The basic issue is this formula:
Flinchy said:
$$q(t) = \int \mathrm{i(t)}\, \mathrm{d}t$$
The integral is indefinite, so you can always add a constant to it. To determine a charge, you need to know this constant.

If you know the charge at some point in time, you can start your integral there, and add the charge at that point. t=0 would be an obvious choice, but t=-∞ with q-∞ is possible as well (together with the assumption that q0 flow towards the object between -∞ and 0).

t=5*10-6 is a good choice to determine q(t) for t after that point.

If q(0-) = 6e-6 C then the total charge at the end of t sec. is just 6e-6 C + the area under the curve from t=0 to t.

There is no need to invoke a weird number like 5e-6 s or any other number.

What your instructor wrote is exactly correct.

Given q(0) = 6e-6 C you don't care what happened for t < 0.

Flinchy said:
1. EDIT: I think I figured out what I was doing wrong! Since q(t) gives you the total charge at a given time, you need to add the total charge from to the previous interval to the equation of the next, otherwise it is assuming the charge starts from zero? Maybe I'm just grasping at straws...

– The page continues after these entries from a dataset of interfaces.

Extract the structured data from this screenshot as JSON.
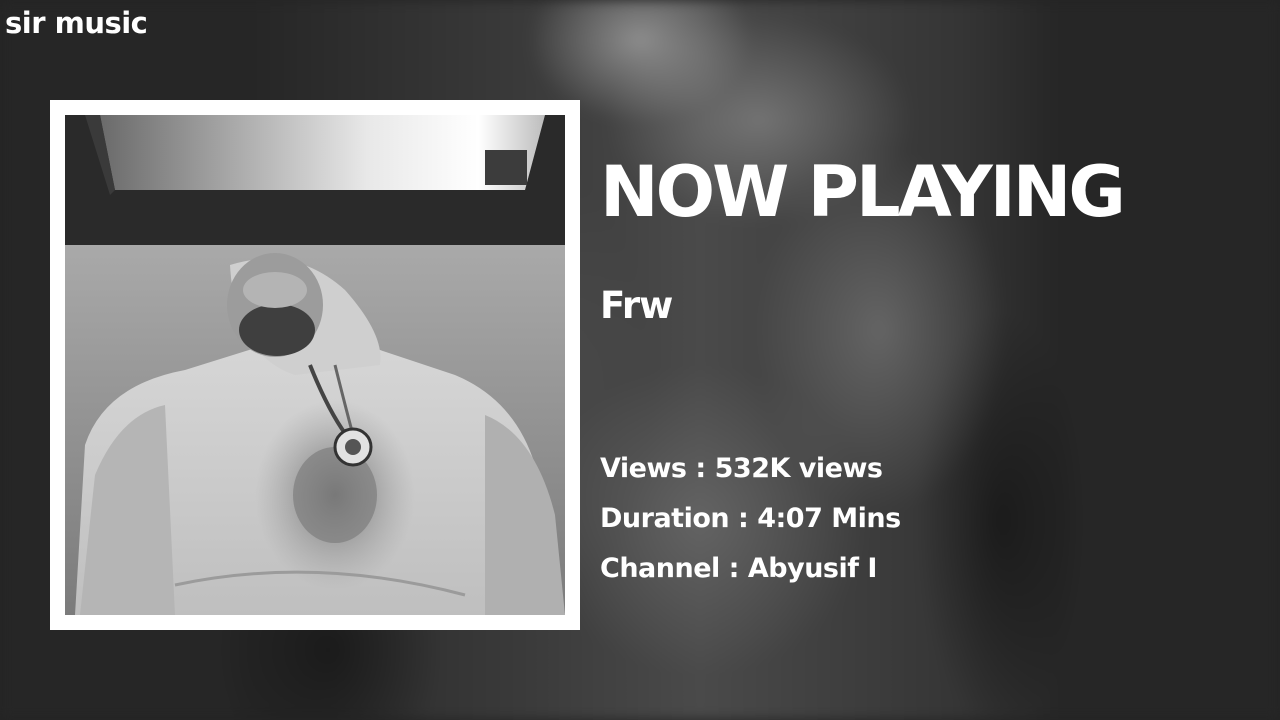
{
  "brand": "sir music",
  "header": "NOW PLAYING",
  "track": {
    "title": "Frw"
  },
  "details": [
    {
      "label": "Views",
      "sep": " : ",
      "value": "532K views"
    },
    {
      "label": "Duration",
      "sep": " : ",
      "value": "4:07 Mins"
    },
    {
      "label": "Channel",
      "sep": " : ",
      "value": "Abyusif I"
    }
  ],
  "colors": {
    "text": "#ffffff",
    "frame": "#ffffff",
    "background": "#242424"
  }
}
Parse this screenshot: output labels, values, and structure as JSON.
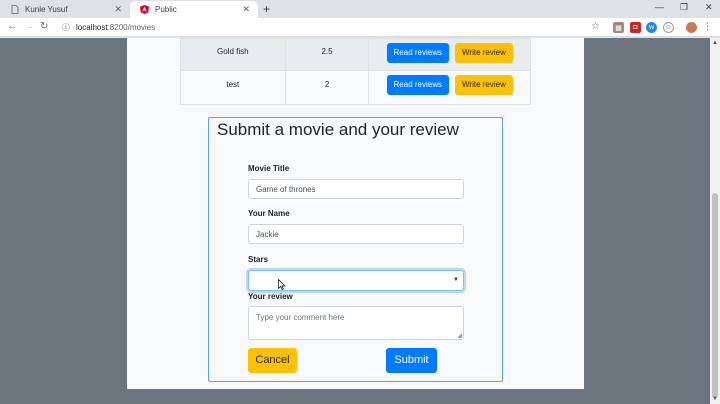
{
  "tabs": [
    {
      "title": "Kunle Yusuf",
      "icon": "document-icon",
      "active": false
    },
    {
      "title": "Public",
      "icon": "angular-icon",
      "active": true
    }
  ],
  "toolbar": {
    "url_host": "localhost",
    "url_path": ":8200/movies"
  },
  "table": {
    "rows": [
      {
        "title": "Gold fish",
        "stars": "2.5",
        "read_label": "Read reviews",
        "write_label": "Write review"
      },
      {
        "title": "test",
        "stars": "2",
        "read_label": "Read reviews",
        "write_label": "Write review"
      }
    ]
  },
  "form": {
    "title": "Submit a movie and your review",
    "movie_title_label": "Movie Title",
    "movie_title_value": "Game of thrones",
    "name_label": "Your Name",
    "name_value": "Jackie",
    "stars_label": "Stars",
    "stars_value": "",
    "review_label": "Your review",
    "review_placeholder": "Type your comment here",
    "cancel_label": "Cancel",
    "submit_label": "Submit"
  },
  "colors": {
    "primary": "#007bff",
    "warning": "#ffc107",
    "page_bg": "#6c757d",
    "card_bg": "#f8f9fa"
  }
}
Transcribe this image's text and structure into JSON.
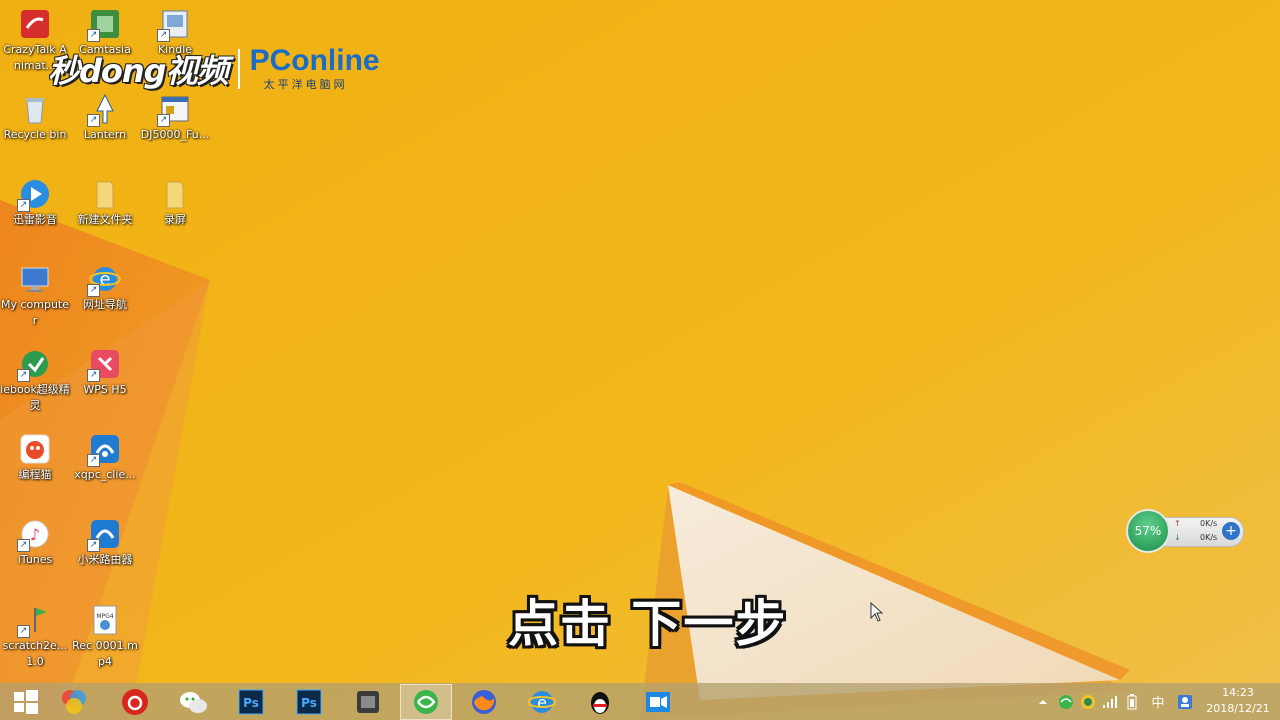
{
  "desktop_icons": [
    {
      "label": "CrazyTalk Animat..."
    },
    {
      "label": "Camtasia"
    },
    {
      "label": "Kindle"
    },
    {
      "label": "Recycle bin"
    },
    {
      "label": "Lantern"
    },
    {
      "label": "DJ5000_Fu..."
    },
    {
      "label": "迅雷影音"
    },
    {
      "label": "新建文件夹"
    },
    {
      "label": "录屏"
    },
    {
      "label": "My computer"
    },
    {
      "label": "网址导航"
    },
    {
      "label": "iebook超级精灵"
    },
    {
      "label": "WPS H5"
    },
    {
      "label": "编程猫"
    },
    {
      "label": "xqpc_clie..."
    },
    {
      "label": "iTunes"
    },
    {
      "label": "小米路由器"
    },
    {
      "label": "scratch2e... 1.0"
    },
    {
      "label": "Rec 0001.mp4"
    }
  ],
  "watermark": {
    "brand_cn": "秒dong视频",
    "brand_en": "PConline",
    "brand_en_sub": "太平洋电脑网"
  },
  "subtitle": "点击 下一步",
  "net_widget": {
    "percent": "57%",
    "upload": "0K/s",
    "download": "0K/s"
  },
  "taskbar": {
    "apps": [
      "start",
      "colorful-app",
      "netease-music",
      "wechat",
      "photoshop-1",
      "photoshop-2",
      "video-app",
      "browser-360",
      "firefox",
      "internet-explorer",
      "qq",
      "screen-recorder"
    ],
    "active_app": "browser-360",
    "tray": {
      "ime": "中",
      "time": "14:23",
      "date": "2018/12/21"
    }
  },
  "colors": {
    "wallpaper": "#f1b417",
    "taskbar": "#b4a06e",
    "watermark_blue": "#1a6cc4"
  }
}
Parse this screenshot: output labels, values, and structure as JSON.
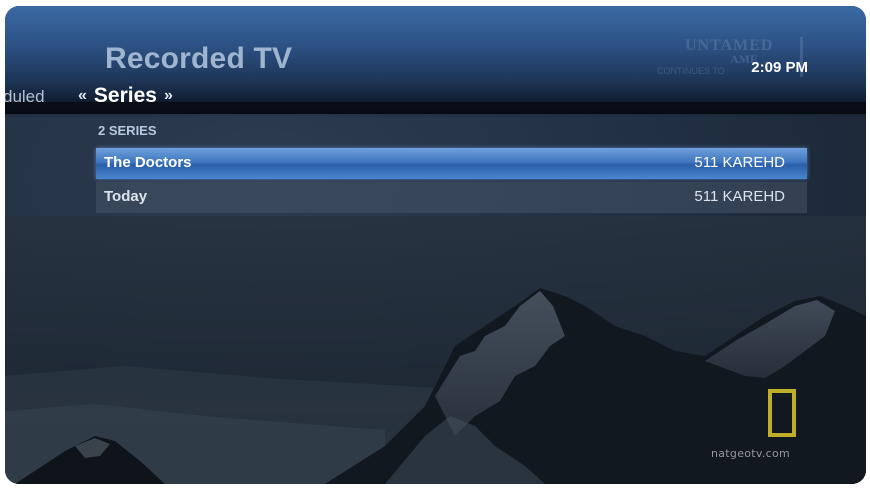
{
  "header": {
    "title": "Recorded TV",
    "clock": "2:09 PM"
  },
  "promo": {
    "line1": "UNTAMED",
    "line2": "AME",
    "line3": "CONTINUES TO"
  },
  "pivot": {
    "previous": "duled",
    "current": "Series",
    "left_arrow": "«",
    "right_arrow": "»"
  },
  "series": {
    "count_label": "2 SERIES",
    "items": [
      {
        "name": "The Doctors",
        "channel": "511 KAREHD"
      },
      {
        "name": "Today",
        "channel": "511 KAREHD"
      }
    ]
  },
  "watermark": {
    "text": "natgeotv.com",
    "logo_color": "#bfae28"
  },
  "colors": {
    "selection": "#3f76bf",
    "header": "#2d5386"
  }
}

That is correct. The "charge from the previous interval" is 6e-6 C.

Total q(t) = 6e-6 C + ∫0t i(t')dt'